The powerful advance of the Wehrmacht broke the Franco-British front and disorganized the French defenses by overrunning them from Belgian territory, rendering the Maginot Line useless. The successful coordination of the German Luftwaffe with its infantry and Wehrmacht tank divisions quickly overwhelmed the French forces. In mid-May, the total loss of Holland, capitulated on May 15, plus the uninterrupted succession of German victories complicated the French situation, aggravated by the surrender of the Belgian armed forces to the Germans on May 28. All this caused the French demoralization to spread from the popular masses to the Government itself, while public opinion showed skepticism and anger towards the political class, which during the previous years of struggle for power had not been able to foresee a reaction to the German invasion.
A violent Franco-British counterattack at Arras succeeded in temporarily halting the German troops on May 21, but soon the German units regained strength and resumed their sustained advance, forcing the British to evacuate their troops at Dunkirk between May 26 and June 3 to avoid a massive encirclement. By this time, the French Armed Forces had lost almost all their tank and tank units, as well as most of their operational troops, so that they lacked sufficient reserves to stop the German advance.
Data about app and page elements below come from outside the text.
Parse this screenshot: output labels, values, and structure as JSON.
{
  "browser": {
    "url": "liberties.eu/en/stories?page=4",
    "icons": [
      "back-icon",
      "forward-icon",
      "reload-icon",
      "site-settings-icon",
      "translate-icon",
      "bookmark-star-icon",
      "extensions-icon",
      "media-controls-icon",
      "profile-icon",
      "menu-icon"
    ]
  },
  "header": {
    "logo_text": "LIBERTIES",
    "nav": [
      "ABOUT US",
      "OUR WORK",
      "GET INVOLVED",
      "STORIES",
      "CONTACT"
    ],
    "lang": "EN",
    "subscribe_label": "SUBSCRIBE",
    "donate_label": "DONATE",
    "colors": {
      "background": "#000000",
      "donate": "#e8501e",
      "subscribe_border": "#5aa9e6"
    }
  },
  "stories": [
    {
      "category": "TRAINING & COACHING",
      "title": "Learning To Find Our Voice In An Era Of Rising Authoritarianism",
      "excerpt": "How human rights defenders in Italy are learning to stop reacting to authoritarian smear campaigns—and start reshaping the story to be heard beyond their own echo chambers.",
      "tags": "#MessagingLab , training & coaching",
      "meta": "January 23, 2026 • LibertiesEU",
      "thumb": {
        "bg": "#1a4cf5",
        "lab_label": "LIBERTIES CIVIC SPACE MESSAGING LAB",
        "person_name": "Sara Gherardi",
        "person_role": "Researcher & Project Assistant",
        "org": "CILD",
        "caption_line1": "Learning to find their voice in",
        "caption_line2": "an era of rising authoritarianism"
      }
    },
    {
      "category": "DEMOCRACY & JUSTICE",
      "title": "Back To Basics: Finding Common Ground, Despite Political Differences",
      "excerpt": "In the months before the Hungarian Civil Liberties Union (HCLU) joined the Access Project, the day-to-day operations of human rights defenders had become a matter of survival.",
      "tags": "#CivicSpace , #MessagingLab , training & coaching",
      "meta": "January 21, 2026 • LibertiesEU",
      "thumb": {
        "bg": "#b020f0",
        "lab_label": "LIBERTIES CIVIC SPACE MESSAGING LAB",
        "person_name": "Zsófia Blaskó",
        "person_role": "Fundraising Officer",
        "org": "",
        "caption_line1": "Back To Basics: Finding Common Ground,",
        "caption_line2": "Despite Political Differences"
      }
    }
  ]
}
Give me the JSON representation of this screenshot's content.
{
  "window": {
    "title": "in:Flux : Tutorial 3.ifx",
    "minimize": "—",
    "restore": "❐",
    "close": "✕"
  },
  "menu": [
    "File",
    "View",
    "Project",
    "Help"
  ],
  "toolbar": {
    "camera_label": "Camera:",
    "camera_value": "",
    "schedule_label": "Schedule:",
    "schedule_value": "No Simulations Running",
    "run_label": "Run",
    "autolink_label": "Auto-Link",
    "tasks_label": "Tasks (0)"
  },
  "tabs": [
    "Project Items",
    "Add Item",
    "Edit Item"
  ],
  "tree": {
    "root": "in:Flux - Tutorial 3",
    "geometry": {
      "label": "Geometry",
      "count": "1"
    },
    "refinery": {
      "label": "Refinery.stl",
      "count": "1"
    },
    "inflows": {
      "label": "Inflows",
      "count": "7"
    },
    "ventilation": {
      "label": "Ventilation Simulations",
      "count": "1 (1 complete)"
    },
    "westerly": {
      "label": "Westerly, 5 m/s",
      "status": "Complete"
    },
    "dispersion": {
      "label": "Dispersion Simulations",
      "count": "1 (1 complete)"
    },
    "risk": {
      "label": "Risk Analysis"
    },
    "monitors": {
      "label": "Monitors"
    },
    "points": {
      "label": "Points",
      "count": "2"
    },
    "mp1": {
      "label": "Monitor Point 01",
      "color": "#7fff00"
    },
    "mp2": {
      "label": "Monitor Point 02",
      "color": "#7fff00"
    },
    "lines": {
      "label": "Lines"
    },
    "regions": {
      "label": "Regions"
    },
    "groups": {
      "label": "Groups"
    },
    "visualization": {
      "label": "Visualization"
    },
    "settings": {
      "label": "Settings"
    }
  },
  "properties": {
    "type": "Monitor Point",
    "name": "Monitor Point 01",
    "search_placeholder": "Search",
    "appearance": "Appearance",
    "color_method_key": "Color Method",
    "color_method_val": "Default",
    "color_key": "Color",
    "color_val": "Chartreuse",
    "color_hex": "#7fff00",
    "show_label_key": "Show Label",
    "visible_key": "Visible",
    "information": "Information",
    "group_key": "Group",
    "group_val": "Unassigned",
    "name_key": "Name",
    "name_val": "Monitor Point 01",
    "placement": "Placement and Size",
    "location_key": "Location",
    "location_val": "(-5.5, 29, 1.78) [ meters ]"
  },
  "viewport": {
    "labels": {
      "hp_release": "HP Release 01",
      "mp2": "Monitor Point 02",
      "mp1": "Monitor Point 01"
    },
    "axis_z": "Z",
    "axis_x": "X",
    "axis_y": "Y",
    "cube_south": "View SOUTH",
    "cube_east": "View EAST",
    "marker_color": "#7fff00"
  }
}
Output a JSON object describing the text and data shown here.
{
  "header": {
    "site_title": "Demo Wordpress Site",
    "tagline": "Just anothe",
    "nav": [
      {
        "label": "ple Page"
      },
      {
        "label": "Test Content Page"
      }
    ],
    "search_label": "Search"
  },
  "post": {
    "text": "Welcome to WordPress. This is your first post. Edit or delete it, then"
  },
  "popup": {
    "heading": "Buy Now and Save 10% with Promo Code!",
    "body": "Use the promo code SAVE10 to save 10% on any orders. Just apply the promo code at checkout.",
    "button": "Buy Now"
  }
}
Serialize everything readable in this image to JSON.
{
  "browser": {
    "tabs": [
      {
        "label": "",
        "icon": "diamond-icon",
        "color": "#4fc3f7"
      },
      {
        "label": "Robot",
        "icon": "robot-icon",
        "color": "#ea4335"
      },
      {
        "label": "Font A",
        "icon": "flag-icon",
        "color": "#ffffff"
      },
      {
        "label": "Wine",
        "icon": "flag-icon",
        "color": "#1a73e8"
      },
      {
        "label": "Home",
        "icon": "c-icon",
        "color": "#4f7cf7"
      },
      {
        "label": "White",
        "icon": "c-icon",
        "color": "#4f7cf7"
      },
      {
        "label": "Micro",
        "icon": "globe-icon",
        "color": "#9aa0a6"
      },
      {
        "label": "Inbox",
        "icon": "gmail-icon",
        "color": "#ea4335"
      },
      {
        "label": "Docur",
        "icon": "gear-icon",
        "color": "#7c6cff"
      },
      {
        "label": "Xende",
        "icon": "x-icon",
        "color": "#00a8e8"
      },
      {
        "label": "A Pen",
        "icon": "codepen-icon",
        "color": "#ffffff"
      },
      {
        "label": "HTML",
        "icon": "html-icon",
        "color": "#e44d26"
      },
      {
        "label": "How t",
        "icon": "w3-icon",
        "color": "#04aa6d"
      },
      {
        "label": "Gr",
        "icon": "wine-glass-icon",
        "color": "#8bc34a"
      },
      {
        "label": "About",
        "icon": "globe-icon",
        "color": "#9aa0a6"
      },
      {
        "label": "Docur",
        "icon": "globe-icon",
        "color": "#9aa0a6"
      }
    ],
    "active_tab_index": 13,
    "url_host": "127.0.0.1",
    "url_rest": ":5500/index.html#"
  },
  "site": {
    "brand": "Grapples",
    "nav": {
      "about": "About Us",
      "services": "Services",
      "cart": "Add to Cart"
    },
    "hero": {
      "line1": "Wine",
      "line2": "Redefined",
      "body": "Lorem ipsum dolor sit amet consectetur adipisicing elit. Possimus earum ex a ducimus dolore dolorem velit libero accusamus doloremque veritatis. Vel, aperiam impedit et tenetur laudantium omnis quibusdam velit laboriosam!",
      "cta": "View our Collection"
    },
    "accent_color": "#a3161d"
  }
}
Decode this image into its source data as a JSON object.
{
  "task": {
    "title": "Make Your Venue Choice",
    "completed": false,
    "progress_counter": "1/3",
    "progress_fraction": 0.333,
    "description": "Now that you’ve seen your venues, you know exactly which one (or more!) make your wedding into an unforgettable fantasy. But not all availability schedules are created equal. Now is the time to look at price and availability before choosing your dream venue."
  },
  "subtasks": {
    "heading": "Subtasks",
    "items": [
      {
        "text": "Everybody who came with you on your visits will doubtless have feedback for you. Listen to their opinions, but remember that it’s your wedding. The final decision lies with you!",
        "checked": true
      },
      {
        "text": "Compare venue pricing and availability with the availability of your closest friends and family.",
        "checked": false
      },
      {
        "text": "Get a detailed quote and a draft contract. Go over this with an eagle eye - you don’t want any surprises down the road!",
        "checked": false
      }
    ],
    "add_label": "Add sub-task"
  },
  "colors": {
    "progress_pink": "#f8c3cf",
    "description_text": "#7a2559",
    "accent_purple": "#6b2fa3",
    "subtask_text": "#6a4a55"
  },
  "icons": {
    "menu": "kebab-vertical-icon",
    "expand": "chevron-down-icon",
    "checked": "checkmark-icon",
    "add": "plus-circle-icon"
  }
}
The Wehrmacht High Command ordered to continue the advance on the Somme River on June 5, without the French being able to prevent it. Faced with this, on June 10, the French Government ordered the evacuation of Paris and declared it an “open city”, in an atmosphere of crude defeatism among politicians and the popular masses. Four days later, the German troops entered Paris without encountering resistance after barely 34 days of fighting. This ended up sinking the mood of public opinion and caused the cabinet and the National Assembly, refugees in the city of Bordeaux, to agree to reach an armistice with Germany.
French surrender and the end of the Third Republic
On June 16, Prime Minister Paul Reynaud resigned before President Albert Lebrun when it became evident that his ministers were pressing for an immediate armistice with Germany. Reynaud was succeeded by the aging Marshal Philippe Pétain, who, in an atmosphere of defeatism and demoralization, demanded an immediate cease-fire with the Germans as a preliminary to assuming the premiership.
To make the cessation of fighting a reality, Pétain sent General Charles Huntziger as head of the French delegation that signed with the Germans the armistice of June 22, 1940. Afterwards, the National Assembly taking refuge in Bordeaux was pressured by the right-wing politician Pierre Laval to hand over dictatorial powers to Marshal Pétain, threatening that the Nazis would tighten the conditions of the armistice in case of refusing this demand. These pressures were joined by various French politicians disappointed in republican parliamentarism or open Nazi sympathizers.
Despite Laval”s threats, at the session of July 10, 1940, 80 parliamentarians rejected the granting of full powers to Pétain, while 569 voted in favor. With this last act, Marshal Pétain assumed dictatorial powers and united in his person the powers of president and prime minister. As a sign of his rejection of parliamentarism, Laval succeeded in having Pétain designated not “president of the Republic” but “head of the French State”; with this, the Third Republic was extinguished, being replaced in practice by the so-called “Vichy regime”.